        ?And why would you surf the net from a production server anyway!?

        To download patches on Tuesday!

        ^o^


        Posted by n0neXn0ne

        Really, that's your response? you're mistaken. there is no need to go to any sites to get the latest ms updates, security or otherwise.

        the Windows Update (inside Control Panel) requires no such web browsing for updates.
        whoflungdung
    • So you don't know what proactive is do you

      They are reacting to a risk that was brought to their attention.

      If you hired a house keeper that left your front door open when leaving, you would say its no problem?

      I am not taking a shot at MS as this is bound to happen with any OS. I'm taking a shot at you for not holding MS to the same standard you would hold the other OSes.

      It is too soon to say it is or is not a problem until they discover whether the claim is real or not. If the vulnerability is real, then it is a real problem that will need a fix. If it can be done prior to any incidence, congrats to MS for fixing a PROBLEM prior to it being exploited.
      Viva la crank dodo
    • someone should ban you already

      ...when they didn't do it proactively...
      ljenux-23043766007667558234416105604265
  • How does this make it past the default firewall?

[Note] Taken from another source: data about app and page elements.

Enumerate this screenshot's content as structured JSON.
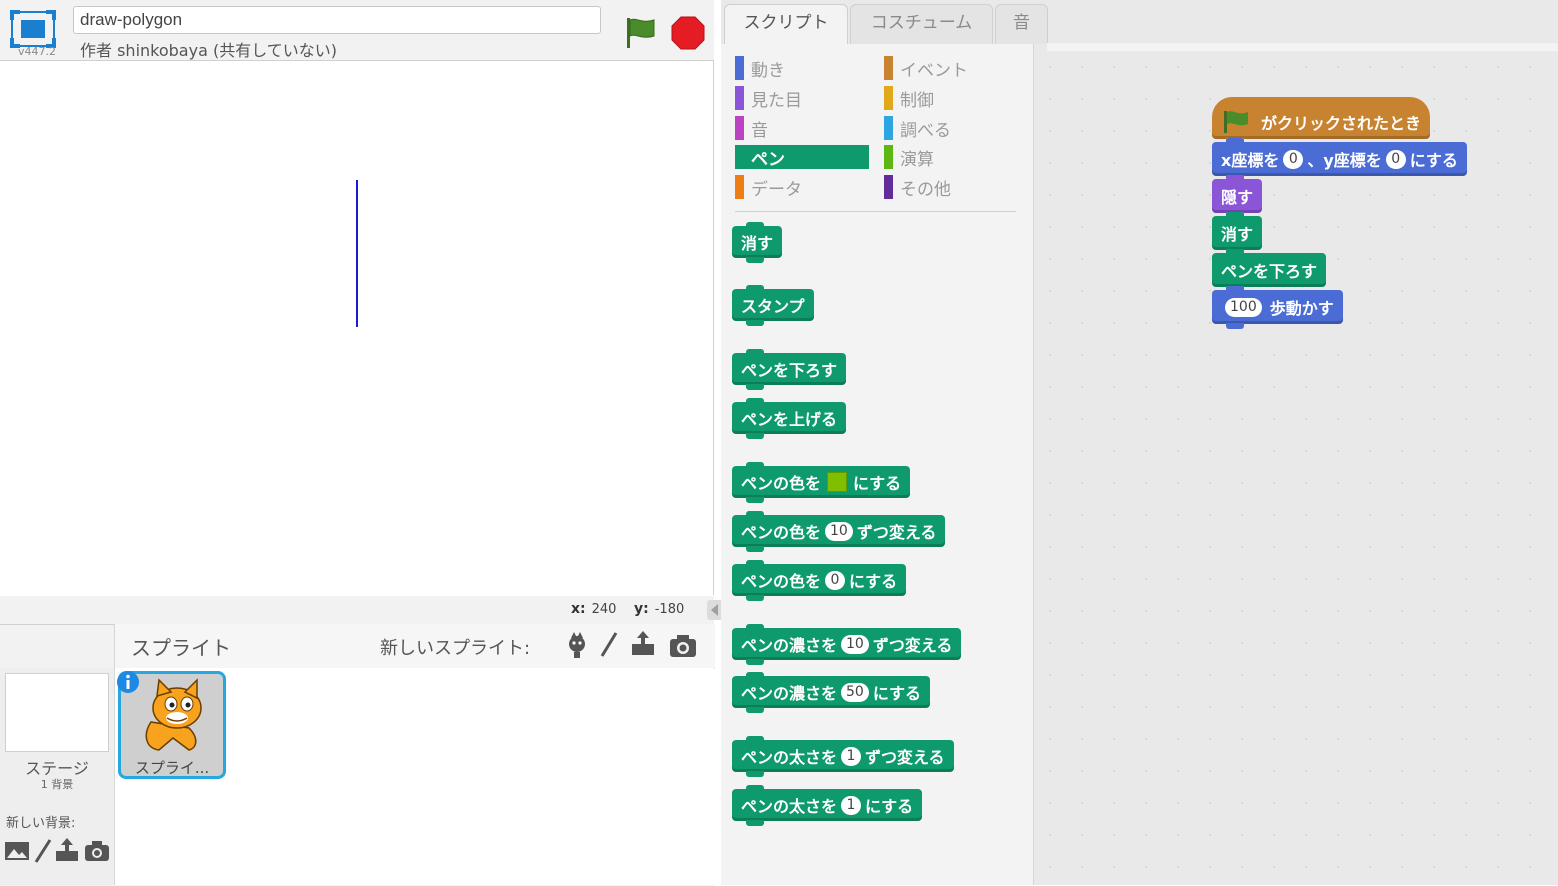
{
  "app": {
    "version": "v447.2",
    "project_title": "draw-polygon",
    "author_line": "作者 shinkobaya (共有していない)"
  },
  "stage": {
    "pen_line_color": "#1a1ad6",
    "coords": {
      "x_label": "x:",
      "x_value": "240",
      "y_label": "y:",
      "y_value": "-180"
    }
  },
  "sprites": {
    "title": "スプライト",
    "new_sprite_label": "新しいスプライト:",
    "stage_label": "ステージ",
    "backdrop_count": "1 背景",
    "new_backdrop_label": "新しい背景:",
    "sprite_name": "スプライ..."
  },
  "tabs": [
    {
      "label": "スクリプト",
      "active": true
    },
    {
      "label": "コスチューム",
      "active": false
    },
    {
      "label": "音",
      "active": false
    }
  ],
  "categories": [
    {
      "label": "動き",
      "color": "#4a6cd4"
    },
    {
      "label": "見た目",
      "color": "#8a55d7"
    },
    {
      "label": "音",
      "color": "#bb42c3"
    },
    {
      "label": "ペン",
      "color": "#0e9a6c",
      "selected": true
    },
    {
      "label": "データ",
      "color": "#ee7d16"
    },
    {
      "label": "イベント",
      "color": "#c88330"
    },
    {
      "label": "制御",
      "color": "#e1a91a"
    },
    {
      "label": "調べる",
      "color": "#2ca5e2"
    },
    {
      "label": "演算",
      "color": "#5cb712"
    },
    {
      "label": "その他",
      "color": "#632d99"
    }
  ],
  "palette_blocks": {
    "clear": "消す",
    "stamp": "スタンプ",
    "pen_down": "ペンを下ろす",
    "pen_up": "ペンを上げる",
    "set_color_pre": "ペンの色を",
    "set_color_post": "にする",
    "change_color_pre": "ペンの色を",
    "change_color_val": "10",
    "change_color_post": "ずつ変える",
    "set_color_num_pre": "ペンの色を",
    "set_color_num_val": "0",
    "set_color_num_post": "にする",
    "change_shade_pre": "ペンの濃さを",
    "change_shade_val": "10",
    "change_shade_post": "ずつ変える",
    "set_shade_pre": "ペンの濃さを",
    "set_shade_val": "50",
    "set_shade_post": "にする",
    "change_size_pre": "ペンの太さを",
    "change_size_val": "1",
    "change_size_post": "ずつ変える",
    "set_size_pre": "ペンの太さを",
    "set_size_val": "1",
    "set_size_post": "にする"
  },
  "script": {
    "hat_label": "がクリックされたとき",
    "goto_a": "x座標を",
    "goto_x": "0",
    "goto_b": "、y座標を",
    "goto_y": "0",
    "goto_c": "にする",
    "hide": "隠す",
    "clear": "消す",
    "pen_down": "ペンを下ろす",
    "move_val": "100",
    "move_label": "歩動かす"
  },
  "colors": {
    "pen": "#0e9a6c",
    "motion": "#4a6cd4",
    "looks": "#8a55d7",
    "events": "#c88330",
    "flag_green": "#4a8c2a",
    "stop_red": "#e61c24",
    "selection_blue": "#25a8e0"
  }
}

    Thanks in advance for letting me know how a "bad guy" can make it past my NAT router, past my firewall, and then crash my machine through a service that is off by default.
    NonZealot
    • It's when you use public WIFI

      Hence Win7 netbooks.

      ^o^
      <br>
      n0neXn0ne
      • Please expand your explanation

        You've gotten past the NAT router. Now you just need to make it past the default firewall and into a service that is off by default. Surely you didn't reply without reading my whole post, right?
        NonZealot
        • re:Please expand your explanation

          YOu don't need to jump through hoops at a public WIFI.

          You are trying to make yourself the subject. You keep your Win7 boxes behind a firewall and never use an Airport or Hotel's wifi and YOU should be safe. Okay?

          Security through obscurity works for some but not all. That's why some folks use Linux for the fact alone.

          ^o^
          <br>
          n0neXn0ne
          • Nope, I'm talking about defaults

            [i]You are trying to make yourself the subject. You keep your Win7 boxes behind a firewall and never use an Airport or Hotel's wifi and YOU should be safe. Okay?[/i]

            The [b]default[/b] is that file sharing is off. The [b]default[/b] firewall profile is Public so that even if you turned on file sharing and let it through the Home profile for the firewall, it will be blocked by the Public profile for the firewall. Wait, Linux has default Private and Public firewall profiles that are activated based on the network you have just joined, right?

            When your Windows 7 netbook connects to a public WiFi spot, it will, by default, use the Public profile firewall which blocks every single port. That isn't me, that is the default.

            Thus concludes your Windows lesson of the day. I accept PayPal. :)
            NonZealot
          • You care ...

            ... for a proof of concept? <a href="http://whatismyip.com/" target="_blank">What's your netbook ip?</a> ;)

            ^o^
            <br>
            n0neXn0ne